Like most of the podcast-listening world, I’ve been obsessed with Serial for the past couple of months. The case of Adnan Syed and Hae Min Lee is tragic and upsetting and confusing, and a real look into the unfairness of the criminal justice system. For me, it was never about finding out if Adnan really committed murder or not–it was about taking a hard look at one, particular case and the very real people involved.

One of the first things that struck me–this was a case about teenagers. As a YA writer, this raised the stakes for me. Hae was killed when she was in high school, and even though Adnan, Jay, and others involved in the case are now older, they were still teens when the events surrounding Hae’s death occurred.

So often when Serial would go into interviews or stories about Adnan and Hae and others, I would think “These are teenagers.” Teens can walk the line between being good, respectful kids in their religious homes and still have a secret boyfriend or girlfriend and smoke up with their friends. They hear all sorts of rumors and invest very deeply in their relationships and friendships and their social circles are very complicated. They can be friends with people and still find them sketchy. They make mistakes and don’t always think through their decisions. These years are already fraught with drama.

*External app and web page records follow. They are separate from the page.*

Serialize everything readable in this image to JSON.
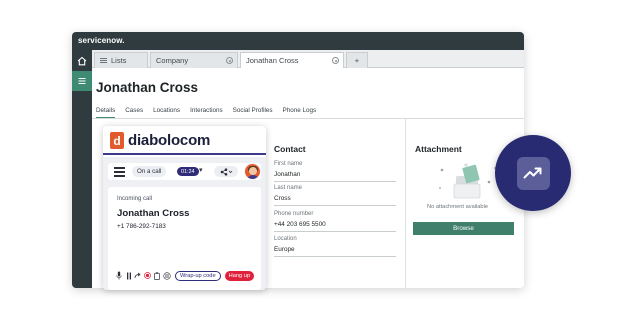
{
  "app": {
    "logo": "servicenow."
  },
  "tabs": [
    {
      "label": "Lists"
    },
    {
      "label": "Company"
    },
    {
      "label": "Jonathan Cross"
    },
    {
      "label": "+"
    }
  ],
  "record": {
    "title": "Jonathan Cross",
    "tabs": [
      "Details",
      "Cases",
      "Locations",
      "Interactions",
      "Social Profiles",
      "Phone Logs"
    ],
    "active_tab": "Details"
  },
  "contact": {
    "heading": "Contact",
    "fields": [
      {
        "label": "First name",
        "value": "Jonathan"
      },
      {
        "label": "Last name",
        "value": "Cross"
      },
      {
        "label": "Phone number",
        "value": "+44 203 695 5500"
      },
      {
        "label": "Location",
        "value": "Europe"
      }
    ]
  },
  "attachment": {
    "heading": "Attachment",
    "empty_text": "No attachment available",
    "browse_label": "Browse"
  },
  "widget": {
    "logo_letter": "d",
    "brand": "diabolocom",
    "status": "On a call",
    "timer": "01:24",
    "incoming_label": "Incoming call",
    "caller_name": "Jonathan Cross",
    "caller_phone": "+1 786-292-7183",
    "wrapup_label": "Wrap-up code",
    "hangup_label": "Hang up"
  },
  "colors": {
    "topbar": "#2f3b3f",
    "accent_green": "#3f8a73",
    "diabolocom_orange": "#e25b2d",
    "diabolocom_navy": "#2f2c7a",
    "hangup_red": "#e0213b",
    "badge_navy": "#282a72"
  },
  "icons": [
    "home-icon",
    "menu-icon",
    "close-tab-icon",
    "hamburger-icon",
    "mic-icon",
    "pause-icon",
    "transfer-icon",
    "record-icon",
    "clipboard-icon",
    "keypad-icon",
    "trend-up-icon"
  ]
}
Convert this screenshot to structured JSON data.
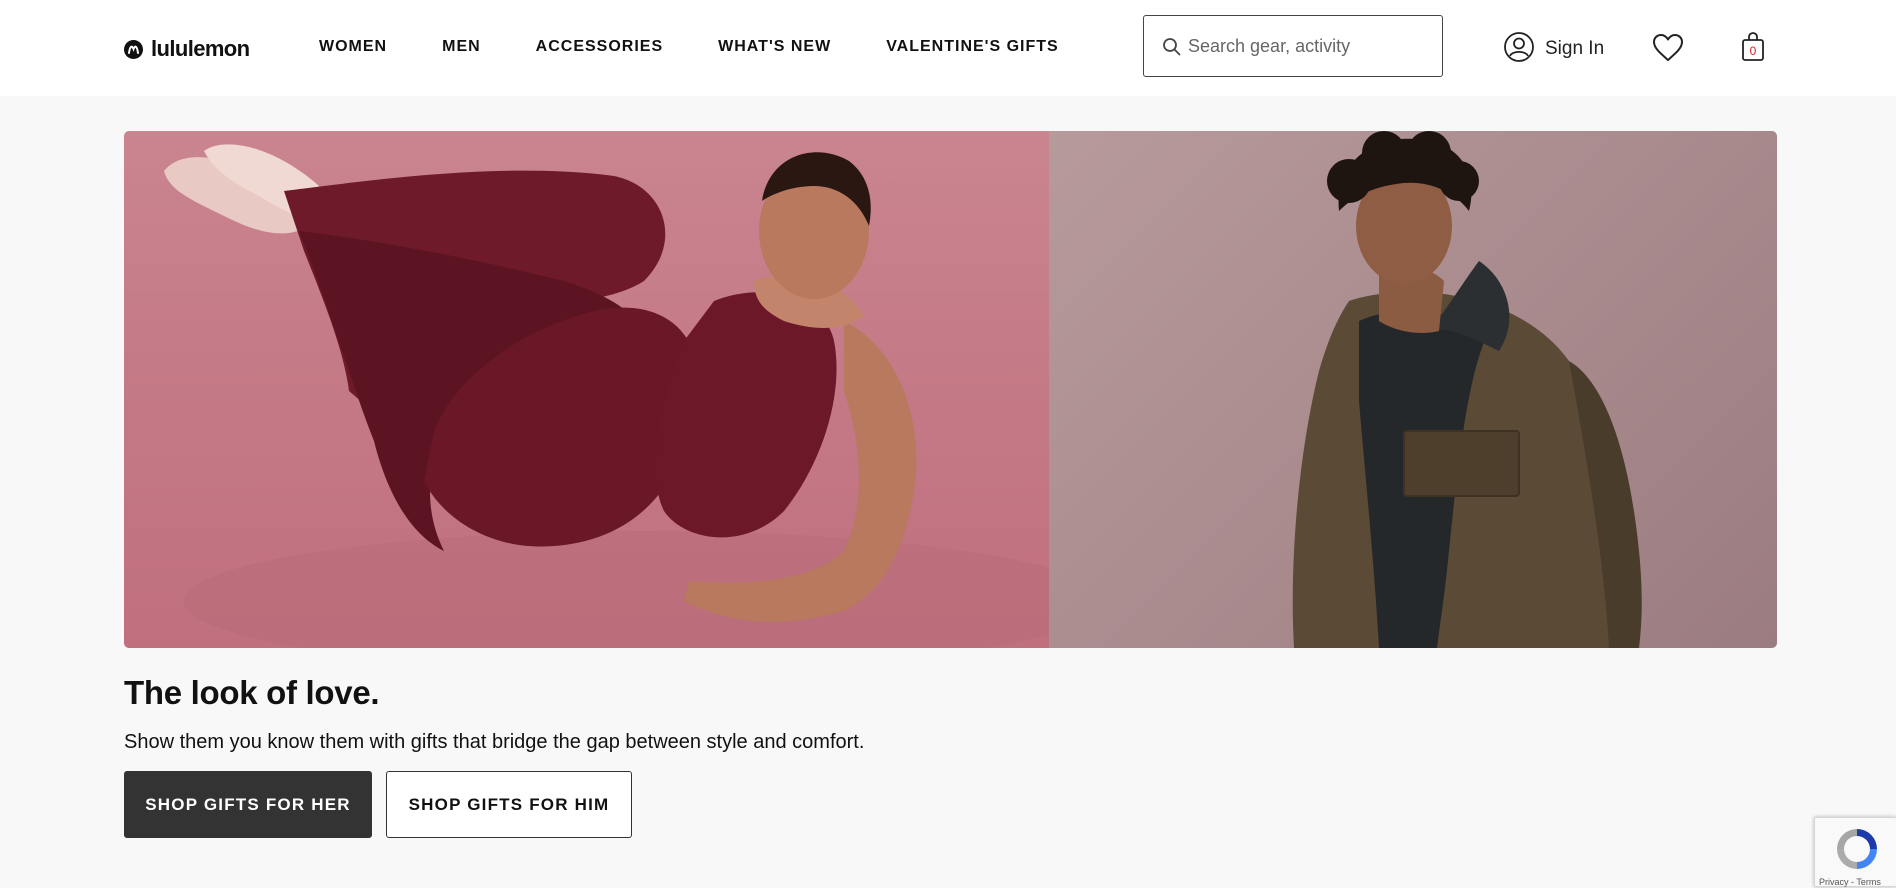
{
  "header": {
    "logo_text": "lululemon",
    "nav": [
      "WOMEN",
      "MEN",
      "ACCESSORIES",
      "WHAT'S NEW",
      "VALENTINE'S GIFTS"
    ],
    "search": {
      "placeholder": "Search gear, activity"
    },
    "sign_in_label": "Sign In",
    "bag_count": "0"
  },
  "hero": {
    "left_panel": "woman-in-burgundy-outfit",
    "right_panel": "man-in-olive-jacket"
  },
  "promo": {
    "headline": "The look of love.",
    "subtext": "Show them you know them with gifts that bridge the gap between style and comfort.",
    "cta_her": "SHOP GIFTS FOR HER",
    "cta_him": "SHOP GIFTS FOR HIM"
  },
  "recaptcha": {
    "footer_text": "Privacy - Terms"
  },
  "colors": {
    "page_bg": "#f8f8f8",
    "header_bg": "#ffffff",
    "primary_button": "#333333",
    "bag_count": "#d22030"
  }
}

Add in something like murder, and the intensity skyrockets.

I don’t pretend to know if Adnan is innocent or guilty, or what calls were made when, or who’s lying and who’s telling the truth. But I do know that a tragedy occurred for all of these people when they were teenagers, something that permanently changed the course of their lives.

I don’t know what percentage of Serial’s listeners are teens, but I feel like teens would be particularly interested in cases like Adnan’s. This, of course, got me thinking about YA novels I’d recommend for Serial fans. Some wonderful librarians shared the following links to lists of book recs for Serial fans:

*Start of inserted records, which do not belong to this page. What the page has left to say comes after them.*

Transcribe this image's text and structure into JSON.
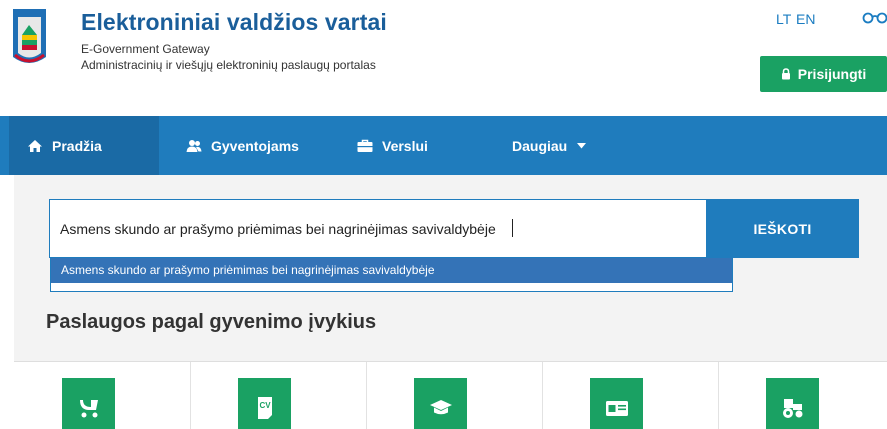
{
  "header": {
    "title": "Elektroniniai valdžios vartai",
    "subtitle": "E-Government Gateway",
    "description": "Administracinių ir viešųjų elektroninių paslaugų portalas",
    "lang_lt": "LT",
    "lang_en": "EN",
    "login_label": "Prisijungti",
    "accessibility_icon": "glasses-icon"
  },
  "nav": {
    "items": [
      {
        "label": "Pradžia",
        "icon": "home-icon",
        "active": true
      },
      {
        "label": "Gyventojams",
        "icon": "users-icon"
      },
      {
        "label": "Verslui",
        "icon": "briefcase-icon"
      },
      {
        "label": "Daugiau",
        "icon": "caret-down-icon"
      }
    ]
  },
  "search": {
    "value": "Asmens skundo ar prašymo priėmimas bei nagrinėjimas savivaldybėje",
    "button_label": "IEŠKOTI",
    "suggestions": [
      "Asmens skundo ar prašymo priėmimas bei nagrinėjimas savivaldybėje"
    ]
  },
  "life_events": {
    "title": "Paslaugos pagal gyvenimo įvykius",
    "cards": [
      {
        "icon": "stroller-icon"
      },
      {
        "icon": "cv-icon"
      },
      {
        "icon": "graduation-cap-icon"
      },
      {
        "icon": "id-card-icon"
      },
      {
        "icon": "tractor-icon"
      }
    ]
  },
  "colors": {
    "brand_blue": "#1f7cbd",
    "green": "#1aa163",
    "title_blue": "#1a5e9a"
  }
}
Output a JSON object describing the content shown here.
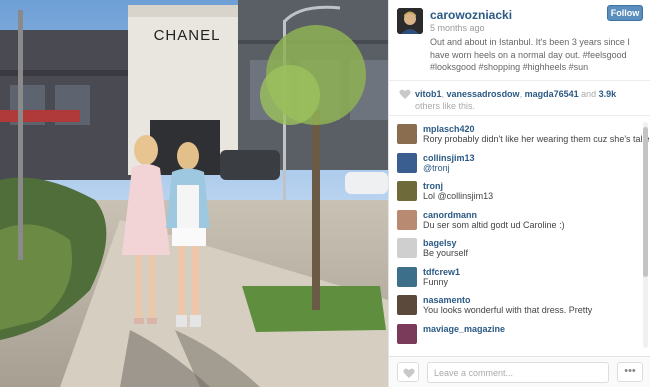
{
  "photo": {
    "storefront_sign": "CHANEL"
  },
  "post": {
    "username": "carowozniacki",
    "time_ago": "5 months ago",
    "follow_label": "Follow",
    "caption": "Out and about in Istanbul. It's been 3 years since I have worn heels on a normal day out. #feelsgood #looksgood #shopping #highheels #sun"
  },
  "likes": {
    "users": [
      "vitob1",
      "vanessadrosdow",
      "magda76541"
    ],
    "separator": ", ",
    "and": " and ",
    "count": "3.9k",
    "suffix": " others like this."
  },
  "comments": [
    {
      "user": "mplasch420",
      "text": "Rory probably didn't like her wearing them cuz she's taller than him already",
      "avatar_color": "#8a6d4e"
    },
    {
      "user": "collinsjim13",
      "text": "@tronj",
      "avatar_color": "#3b5e91"
    },
    {
      "user": "tronj",
      "text": "Lol @collinsjim13",
      "avatar_color": "#6f6a3a"
    },
    {
      "user": "canordmann",
      "text": "Du ser som altid godt ud Caroline :)",
      "avatar_color": "#b88a72"
    },
    {
      "user": "bagelsy",
      "text": "Be yourself",
      "avatar_color": "#cfcfcf"
    },
    {
      "user": "tdfcrew1",
      "text": "Funny",
      "avatar_color": "#3c6f8a"
    },
    {
      "user": "nasamento",
      "text": "You looks wonderful with that dress. Pretty",
      "avatar_color": "#5b4a3c"
    },
    {
      "user": "maviage_magazine",
      "text": "",
      "avatar_color": "#7a3a5a"
    }
  ],
  "footer": {
    "comment_placeholder": "Leave a comment...",
    "more_label": "•••"
  },
  "colors": {
    "link": "#2c5a85",
    "follow_button": "#5a8ebf"
  }
}
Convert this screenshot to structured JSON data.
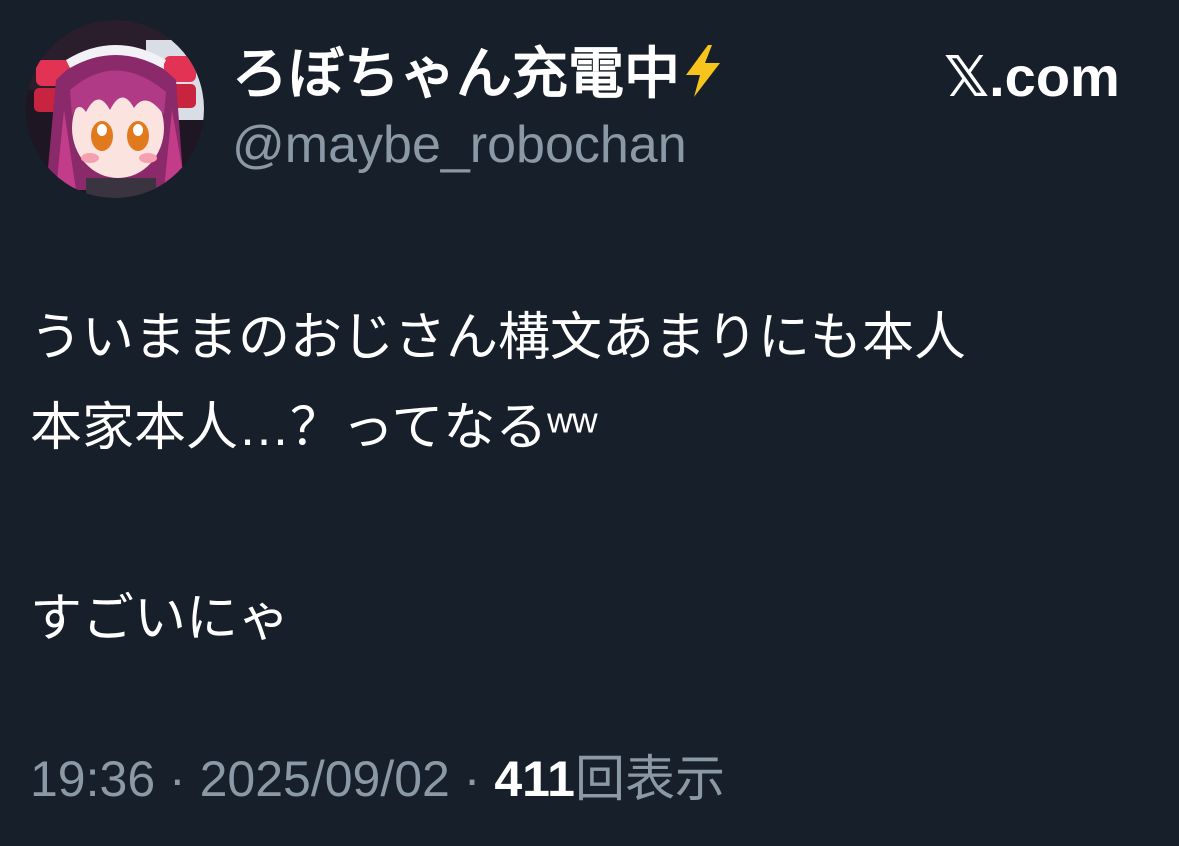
{
  "author": {
    "display_name": "ろぼちゃん充電中",
    "name_emoji": "⚡",
    "handle": "@maybe_robochan",
    "avatar_icon": "anime-girl-avatar"
  },
  "brand": {
    "x_glyph": "𝕏",
    "suffix": ".com"
  },
  "tweet": {
    "lines": [
      "ういままのおじさん構文あまりにも本人",
      "本家本人…？ってなるʷʷ",
      "すごいにゃ"
    ]
  },
  "meta": {
    "time": "19:36",
    "separator": "·",
    "date": "2025/09/02",
    "views_count": "411",
    "views_label": "回表示"
  },
  "colors": {
    "background": "#17202a",
    "text_primary": "#ffffff",
    "text_secondary": "#8b98a5",
    "bolt": "#f7c41d"
  }
}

Part of Serial that interested me in particular was teenage Adnan’s relationship to his conservative Muslim family, the social structure of his Islamic community in the Maryland area, and potential implicit/explicit racism in the case. These books aren’t necessarily related to crime or mystery, but I’d recommend these YA book lists featuring Muslim teens:

A few other YA books that I’d also recommend for Serial fans:

  • Fault Line by Christa Desir
  • Faking Normal by Courtney C. Stevens
  • And We Stay by Jenny Hubbard
  • Monster by Walter Dean Myers
  • Far From You by Tess Sharpe
  • Pointe by Brandy Colbert
  • We Were Liars by E. Lockhart

Even though only a couple of these (Monster and Pointe) deal explicitly with the criminal justice system, they all involve a terrible crime, the uncertainties surrounding that crime, and the complexities of both victims and perpetrators. All of these authors do a fantastic job creating very realistic situations of crime and mystery and tragedy and injustice and strength and hope, all surrounding the teen experience. These aren’t easy books to read, but they’re necessary reading.

Any other YA books you’d recommend to fans of Serial?